An Easement, a privilege to pass over the land of another, whereby the holder of the easement acquires only a reasonable and usual enjoyment of the property, and the owner of the land retains the benefits and privileges of ownership consistent with the easement. Right of way is also used to describe that strip of land upon which railroad companies construct their roadbed; in this context, the term refers to the land itself, not the right of passage over it.

The term right of way also refers to a preference of one of two vehicles or vessels, or between a motor vehicle and a pedestrian, asserting the right of passage at the same place and time. It is not an absolute right, however, since the possessor of the right of way is not relieved from the duty of exercising due care for her own safety and that of others.

right of way

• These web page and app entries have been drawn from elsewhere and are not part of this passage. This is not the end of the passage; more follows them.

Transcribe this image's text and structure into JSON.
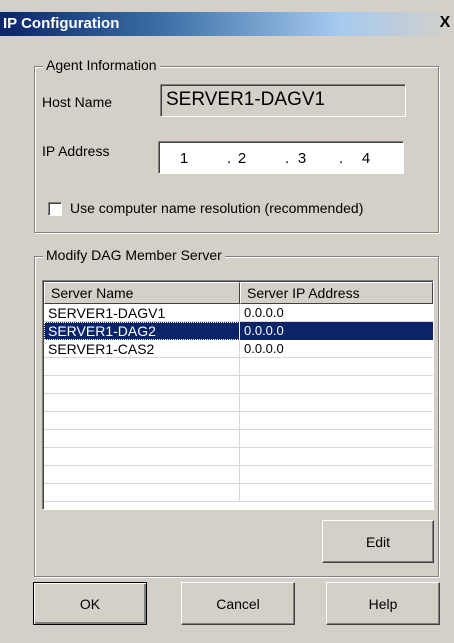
{
  "window": {
    "title": "IP Configuration",
    "close_glyph": "X"
  },
  "agent_info": {
    "legend": "Agent Information",
    "host_name_label": "Host Name",
    "host_name_value": "SERVER1-DAGV1",
    "ip_address_label": "IP Address",
    "ip_octets": [
      "1",
      "2",
      "3",
      "4"
    ],
    "use_name_resolution_label": "Use computer name resolution (recommended)",
    "use_name_resolution_checked": false
  },
  "dag_members": {
    "legend": "Modify DAG Member Server",
    "columns": [
      "Server Name",
      "Server IP Address"
    ],
    "rows": [
      {
        "name": "SERVER1-DAGV1",
        "ip": "0.0.0.0",
        "selected": false
      },
      {
        "name": "SERVER1-DAG2",
        "ip": "0.0.0.0",
        "selected": true
      },
      {
        "name": "SERVER1-CAS2",
        "ip": "0.0.0.0",
        "selected": false
      }
    ],
    "edit_label": "Edit"
  },
  "footer": {
    "ok_label": "OK",
    "cancel_label": "Cancel",
    "help_label": "Help"
  },
  "colors": {
    "dialog_bg": "#d4d0c8",
    "title_bar": "#0a246a",
    "selection": "#0a246a"
  }
}
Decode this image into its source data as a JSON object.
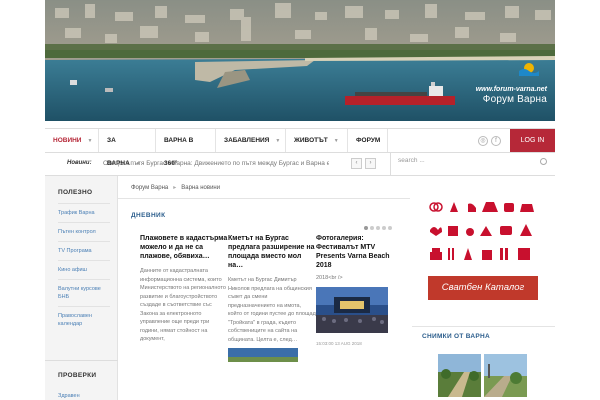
{
  "header": {
    "site_url": "www.forum-varna.net",
    "site_name": "Форум Варна"
  },
  "nav": {
    "items": [
      {
        "label": "НОВИНИ",
        "has_dropdown": true,
        "active": true
      },
      {
        "label": "ЗА ВАРНА",
        "has_dropdown": true,
        "active": false
      },
      {
        "label": "ВАРНА В 360°",
        "has_dropdown": false,
        "active": false
      },
      {
        "label": "ЗАБАВЛЕНИЯ",
        "has_dropdown": true,
        "active": false
      },
      {
        "label": "ЖИВОТЪТ",
        "has_dropdown": true,
        "active": false
      },
      {
        "label": "ФОРУМ",
        "has_dropdown": false,
        "active": false
      }
    ],
    "login_label": "LOG IN",
    "accent_color": "#b62838"
  },
  "newsbar": {
    "label": "Новини:",
    "headline": "Отворих пътя Бургас - Варна: Движението по пътя между Бургас и Варна е",
    "prev": "‹",
    "next": "›",
    "search_placeholder": "search ..."
  },
  "sidebar": {
    "title": "ПОЛЕЗНО",
    "items": [
      "Трафик Варна",
      "Пътен контрол",
      "TV Програма",
      "Кино афиш",
      "Валутни курсове БНБ",
      "Православен календар"
    ],
    "second_title": "ПРОВЕРКИ",
    "second_item": "Здравен"
  },
  "main": {
    "breadcrumb": [
      "Форум Варна",
      "Варна новини"
    ],
    "section_title": "ДНЕВНИК",
    "articles": [
      {
        "title": "Плажовете в кадастърма можело и да не са плажове, обявиха…",
        "body": "Данните от кадастралната информационна система, които Министерството на регионалното развитие и благоустройството създаде в съответствие със Закона за електронното управление още преди три години, нямат стойност на документ,"
      },
      {
        "title": "Кметът на Бургас предлага разширение на площада вместо мол на…",
        "body": "Кметът на Бургас Димитър Николов предлага на общинския съвет да смени предназначението на имота, който от години пустее до площад \"Тройката\" в града, където собствениците на сайта на общината. Целта е, след…"
      },
      {
        "title": "Фотогалерия: Фестивалът MTV Presents Varna Beach 2018",
        "body": "2018<br />",
        "meta": "15:03:00 13 AUG 2018"
      }
    ]
  },
  "right": {
    "catalog_label": "Сватбен Каталог",
    "photos_title": "СНИМКИ ОТ ВАРНА"
  }
}
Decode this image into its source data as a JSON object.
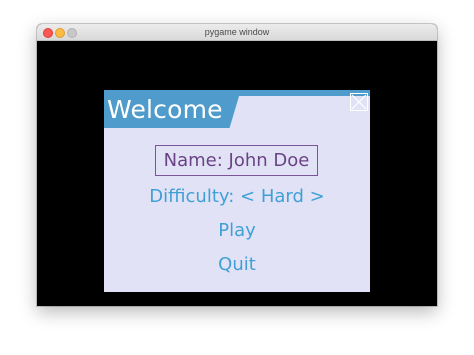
{
  "window": {
    "title": "pygame window"
  },
  "menu": {
    "title": "Welcome",
    "close_icon": "close-x-icon",
    "items": {
      "name": "Name: John Doe",
      "difficulty": "Difficulty: < Hard >",
      "play": "Play",
      "quit": "Quit"
    }
  },
  "colors": {
    "header": "#4f9bcb",
    "panel_background": "#e2e2f6",
    "item_text": "#3fa0d6",
    "selected_text": "#6a4386",
    "selected_border": "#7a5597",
    "game_background": "#000000"
  }
}
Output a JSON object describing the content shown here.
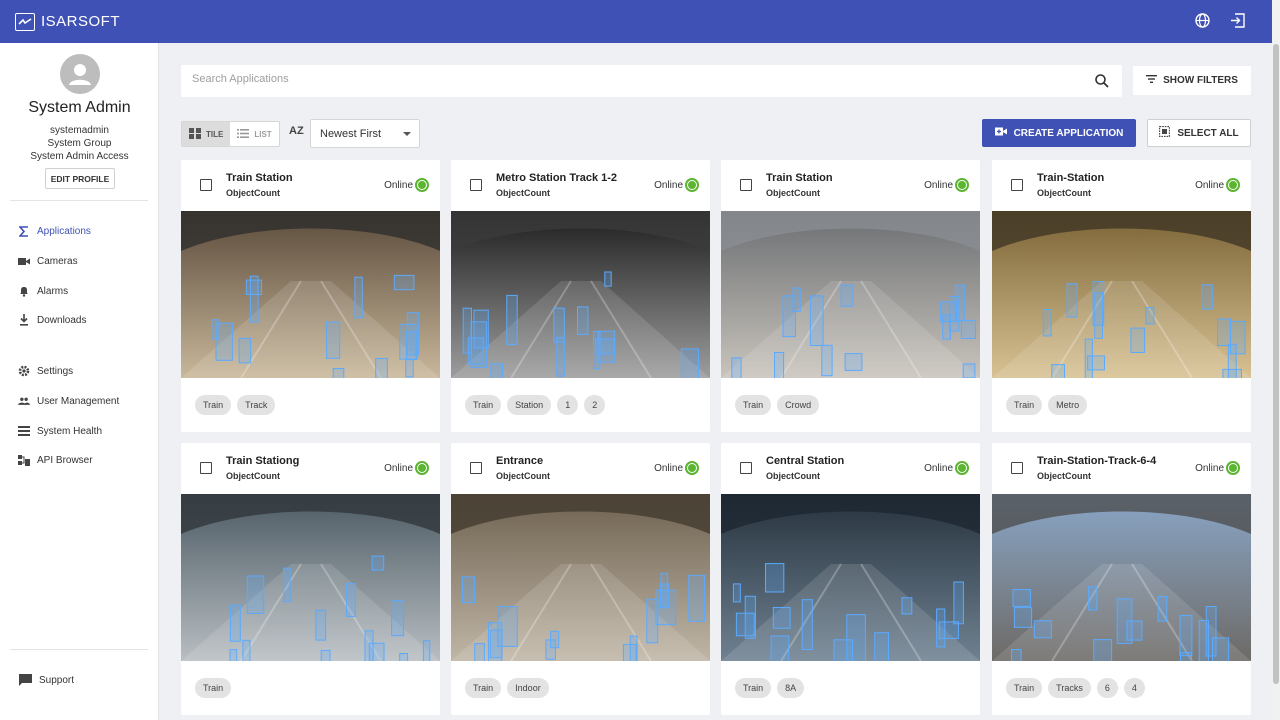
{
  "app": {
    "brand": "ISARSOFT"
  },
  "user": {
    "name": "System Admin",
    "username": "systemadmin",
    "group": "System Group",
    "access": "System Admin Access",
    "edit_label": "EDIT PROFILE"
  },
  "nav": {
    "items": [
      {
        "label": "Applications",
        "icon": "sigma-icon",
        "active": true
      },
      {
        "label": "Cameras",
        "icon": "camera-icon"
      },
      {
        "label": "Alarms",
        "icon": "bell-icon"
      },
      {
        "label": "Downloads",
        "icon": "download-icon"
      },
      {
        "label": "Settings",
        "icon": "gear-icon"
      },
      {
        "label": "User Management",
        "icon": "people-icon"
      },
      {
        "label": "System Health",
        "icon": "list-icon"
      },
      {
        "label": "API Browser",
        "icon": "api-icon"
      }
    ],
    "support_label": "Support"
  },
  "search": {
    "placeholder": "Search Applications",
    "filters_label": "SHOW FILTERS"
  },
  "toolbar": {
    "tile_label": "TILE",
    "list_label": "LIST",
    "sort_icon": "AZ",
    "sort_value": "Newest First",
    "create_label": "CREATE APPLICATION",
    "select_all_label": "SELECT ALL"
  },
  "colors": {
    "primary": "#3f51b5",
    "online": "#5bb531"
  },
  "cards": [
    {
      "title": "Train Station",
      "type": "ObjectCount",
      "status": "Online",
      "tags": [
        "Train",
        "Track"
      ]
    },
    {
      "title": "Metro Station Track 1-2",
      "type": "ObjectCount",
      "status": "Online",
      "tags": [
        "Train",
        "Station",
        "1",
        "2"
      ]
    },
    {
      "title": "Train Station",
      "type": "ObjectCount",
      "status": "Online",
      "tags": [
        "Train",
        "Crowd"
      ]
    },
    {
      "title": "Train-Station",
      "type": "ObjectCount",
      "status": "Online",
      "tags": [
        "Train",
        "Metro"
      ]
    },
    {
      "title": "Train Stationg",
      "type": "ObjectCount",
      "status": "Online",
      "tags": [
        "Train"
      ]
    },
    {
      "title": "Entrance",
      "type": "ObjectCount",
      "status": "Online",
      "tags": [
        "Train",
        "Indoor"
      ]
    },
    {
      "title": "Central Station",
      "type": "ObjectCount",
      "status": "Online",
      "tags": [
        "Train",
        "8A"
      ]
    },
    {
      "title": "Train-Station-Track-6-4",
      "type": "ObjectCount",
      "status": "Online",
      "tags": [
        "Train",
        "Tracks",
        "6",
        "4"
      ]
    }
  ]
}
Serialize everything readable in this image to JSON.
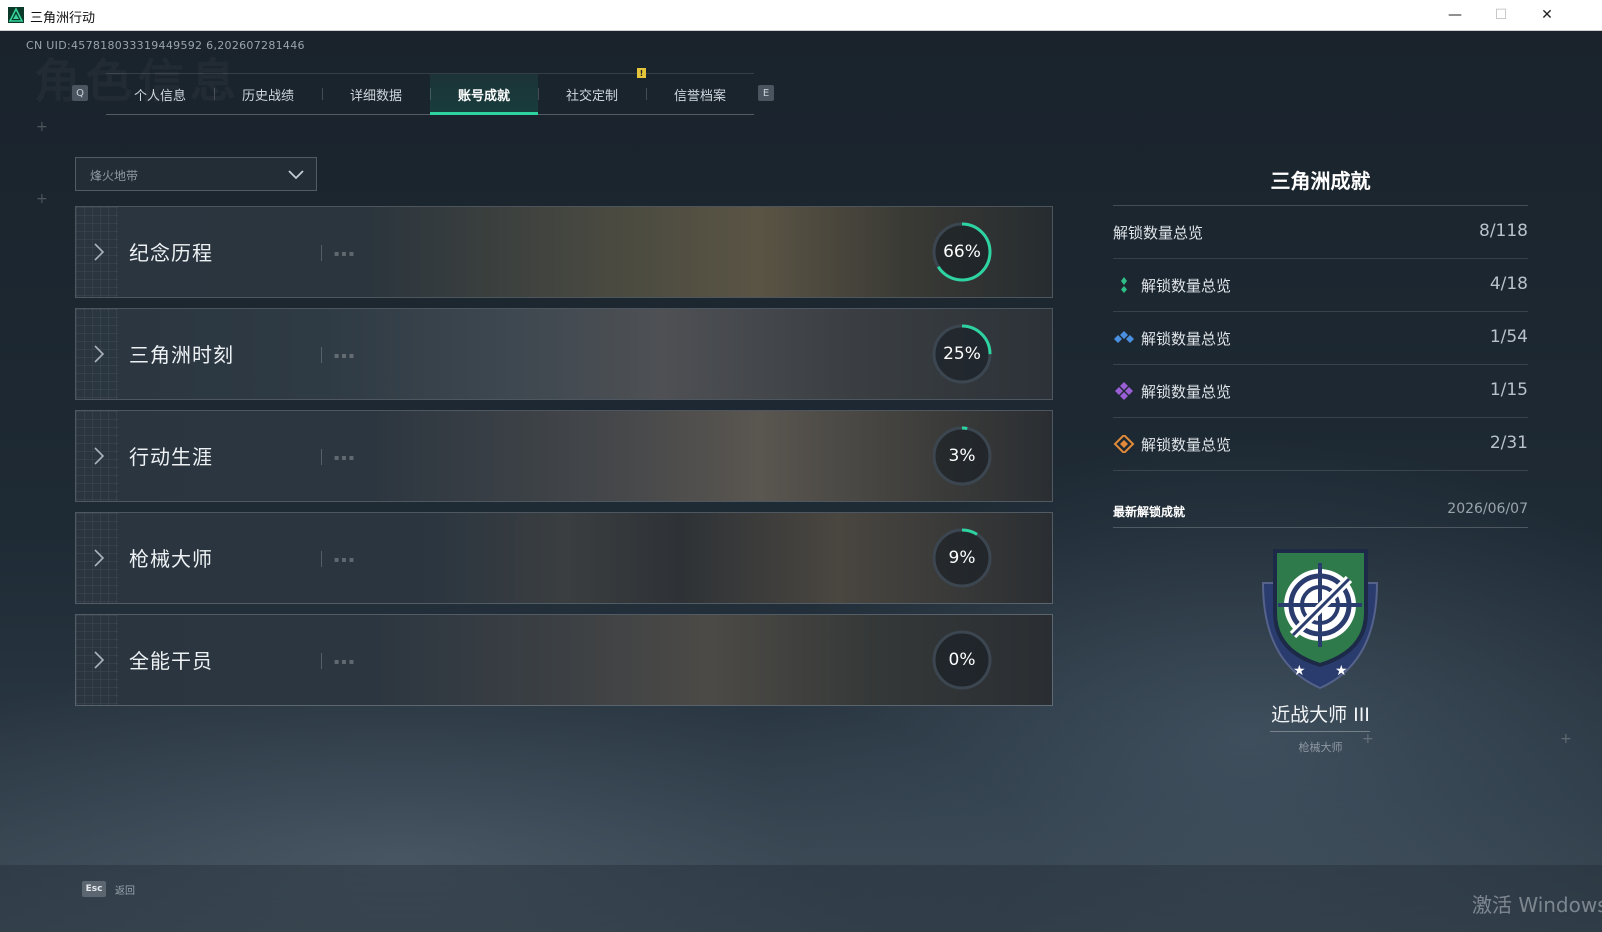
{
  "window": {
    "title": "三角洲行动",
    "minimize": "—",
    "maximize": "☐",
    "close": "✕"
  },
  "uid": "CN UID:457818033319449592 6,202607281446",
  "header_ghost": "角色信息",
  "tabs": {
    "prev_key": "Q",
    "next_key": "E",
    "items": [
      {
        "label": "个人信息"
      },
      {
        "label": "历史战绩"
      },
      {
        "label": "详细数据"
      },
      {
        "label": "账号成就",
        "active": true
      },
      {
        "label": "社交定制"
      },
      {
        "label": "信誉档案"
      }
    ],
    "alert": "!"
  },
  "mode_select": {
    "value": "烽火地带"
  },
  "categories": [
    {
      "label": "纪念历程",
      "percent": 66,
      "percent_text": "66%"
    },
    {
      "label": "三角洲时刻",
      "percent": 25,
      "percent_text": "25%"
    },
    {
      "label": "行动生涯",
      "percent": 3,
      "percent_text": "3%"
    },
    {
      "label": "枪械大师",
      "percent": 9,
      "percent_text": "9%"
    },
    {
      "label": "全能干员",
      "percent": 0,
      "percent_text": "0%"
    }
  ],
  "panel": {
    "title": "三角洲成就",
    "total": {
      "label": "解锁数量总览",
      "count": "8/118"
    },
    "tiers": [
      {
        "label": "解锁数量总览",
        "count": "4/18",
        "icon": "green-tier-icon",
        "color": "#2fbf86"
      },
      {
        "label": "解锁数量总览",
        "count": "1/54",
        "icon": "blue-tier-icon",
        "color": "#4a8fe0"
      },
      {
        "label": "解锁数量总览",
        "count": "1/15",
        "icon": "purple-tier-icon",
        "color": "#9a5fd6"
      },
      {
        "label": "解锁数量总览",
        "count": "2/31",
        "icon": "orange-tier-icon",
        "color": "#e08a3a"
      }
    ],
    "latest": {
      "heading": "最新解锁成就",
      "date": "2026/06/07",
      "name": "近战大师 III",
      "category": "枪械大师"
    }
  },
  "footer": {
    "esc_key": "Esc",
    "back_label": "返回",
    "watermark": "激活 Windows"
  },
  "colors": {
    "accent": "#2ed3a2",
    "ring_track": "#3c4650"
  }
}
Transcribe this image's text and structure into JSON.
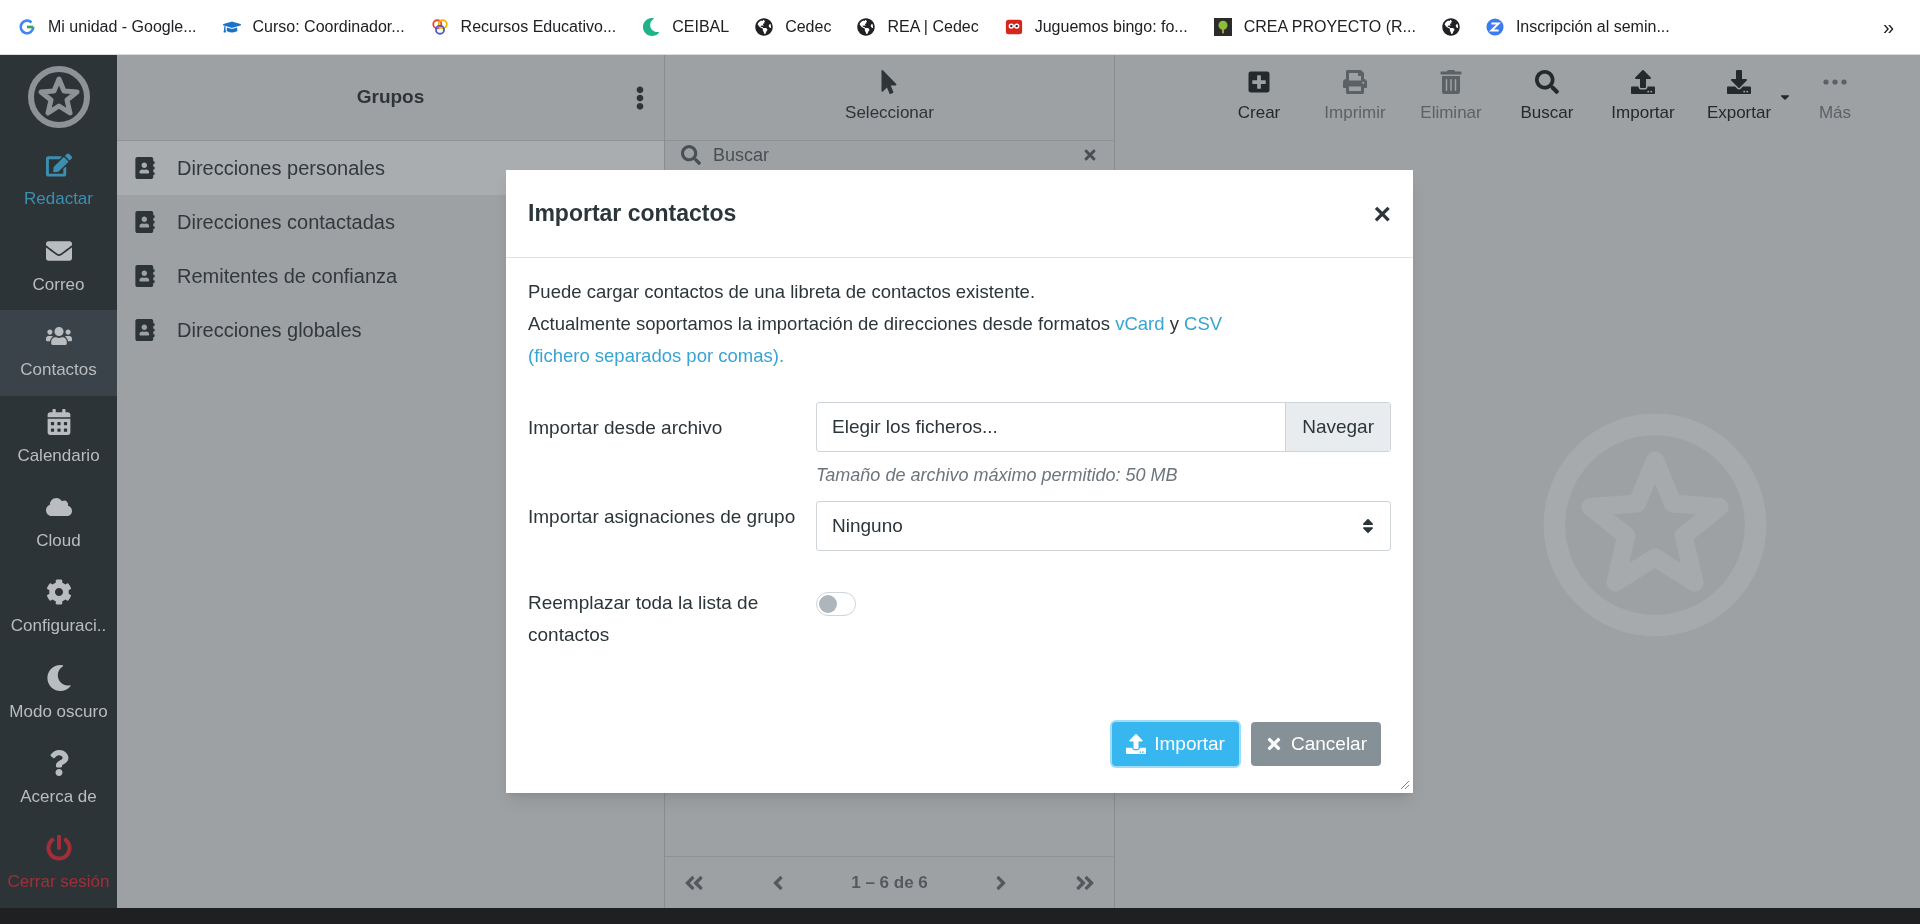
{
  "bookmarks": {
    "items": [
      {
        "kind": "labelled",
        "label": "Mi unidad - Google..."
      },
      {
        "kind": "labelled",
        "label": "Curso: Coordinador..."
      },
      {
        "kind": "labelled",
        "label": "Recursos Educativo..."
      },
      {
        "kind": "labelled",
        "label": "CEIBAL"
      },
      {
        "kind": "labelled",
        "label": "Cedec"
      },
      {
        "kind": "labelled",
        "label": "REA | Cedec"
      },
      {
        "kind": "labelled",
        "label": "Juguemos bingo: fo..."
      },
      {
        "kind": "labelled",
        "label": "CREA PROYECTO (R..."
      },
      {
        "kind": "icon_only"
      },
      {
        "kind": "labelled",
        "label": "Inscripción al semin..."
      }
    ],
    "overflow": "»"
  },
  "sidebar": {
    "items": [
      {
        "label": "Redactar",
        "kind": "accent",
        "selected": false
      },
      {
        "label": "Correo",
        "kind": "normal",
        "selected": false
      },
      {
        "label": "Contactos",
        "kind": "normal",
        "selected": true
      },
      {
        "label": "Calendario",
        "kind": "normal",
        "selected": false
      },
      {
        "label": "Cloud",
        "kind": "normal",
        "selected": false
      },
      {
        "label": "Configuraci..",
        "kind": "normal",
        "selected": false
      },
      {
        "label": "Modo oscuro",
        "kind": "normal",
        "selected": false
      },
      {
        "label": "Acerca de",
        "kind": "normal",
        "selected": false
      },
      {
        "label": "Cerrar sesión",
        "kind": "danger",
        "selected": false
      }
    ]
  },
  "groups": {
    "title": "Grupos",
    "items": [
      {
        "label": "Direcciones personales",
        "selected": true
      },
      {
        "label": "Direcciones contactadas",
        "selected": false
      },
      {
        "label": "Remitentes de confianza",
        "selected": false
      },
      {
        "label": "Direcciones globales",
        "selected": false
      }
    ]
  },
  "list_panel": {
    "select_label": "Seleccionar",
    "search_placeholder": "Buscar",
    "pagination": "1 – 6 de 6"
  },
  "toolbar": [
    {
      "label": "Crear",
      "disabled": false
    },
    {
      "label": "Imprimir",
      "disabled": true
    },
    {
      "label": "Eliminar",
      "disabled": true
    },
    {
      "label": "Buscar",
      "disabled": false
    },
    {
      "label": "Importar",
      "disabled": false
    },
    {
      "label": "Exportar",
      "disabled": false,
      "has_menu": true
    },
    {
      "label": "Más",
      "disabled": true
    }
  ],
  "dialog": {
    "title": "Importar contactos",
    "close": "×",
    "intro": [
      [
        {
          "text": "Puede cargar contactos de una libreta de contactos existente.",
          "kind": "text"
        }
      ],
      [
        {
          "text": "Actualmente soportamos la importación de direcciones desde formatos",
          "kind": "text"
        },
        {
          "text": "vCard",
          "kind": "link"
        },
        {
          "text": "y",
          "kind": "text"
        },
        {
          "text": "CSV",
          "kind": "link"
        },
        {
          "text": "(fichero separados por comas).",
          "kind": "link"
        }
      ]
    ],
    "file_label": "Importar desde archivo",
    "file_placeholder": "Elegir los ficheros...",
    "browse": "Navegar",
    "hint": "Tamaño de archivo máximo permitido: 50 MB",
    "group_label": "Importar asignaciones de grupo",
    "group_value": "Ninguno",
    "replace_label": "Reemplazar toda la lista de contactos",
    "replace_on": false,
    "buttons": [
      {
        "label": "Importar",
        "kind": "primary"
      },
      {
        "label": "Cancelar",
        "kind": "secondary"
      }
    ]
  }
}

n. 1) a pathway or road with a specific description (e.g. "right to access and egress 20 feet wide along the northern line of Lot 7 of the Cobb subdivision in page 75 of maps"). 2) the right to cross property to go to and from another parcel. The right of way may be a specific grant of land or an "easement," which is a right to pass across another's land. The mere right to cross without a specific description is a "floating" easement. Some rights of way are for limited use such as repair of electric lines or for deliveries to the back door of a store. Railroads own title to a right of way upon which to build permanent tracks. 3) in traffic ordinances, a driver is entitled to the "right of way" to proceed first ahead of other vehicles or pedestrians, depending on certain rules of the road, such as the first to reach an intersection. Failure to yield the right of way to the vehicle or person entitled to it can result in a citation and fine, to say nothing of an accident. It can also be evidence of negligence in a lawsuit for injuries suffered in an accident. (See: easement, floating easement, access, egress)

See: easement

right of way

a right enjoyed by one person (either for himself or as a member of the public) to pass over another's land subject to such restrictions and conditions as are specified in the grant or sanctioned by custom, by virtue of which the right exists.
References in periodicals archive ?
A council spokesperson said all departments had to identify possible options for savings But he added: "The Council's committed team in the Rights of Way Service will continue to provide the best possible service to Gwynedd residents and visitors to the area.
If you have a bridleways and rights of way question in Northumberland, contact Sue Rogers on sue@greencroftpark.
About pounds 500 million is spent each year by people visiting or using the local network of rights of way and open spaces but less than half is spent in the countryside, according to the report, In-formal recreation and the regional economy in the West Midlands.
Pipeline planning is in process with rights of way and access points identified.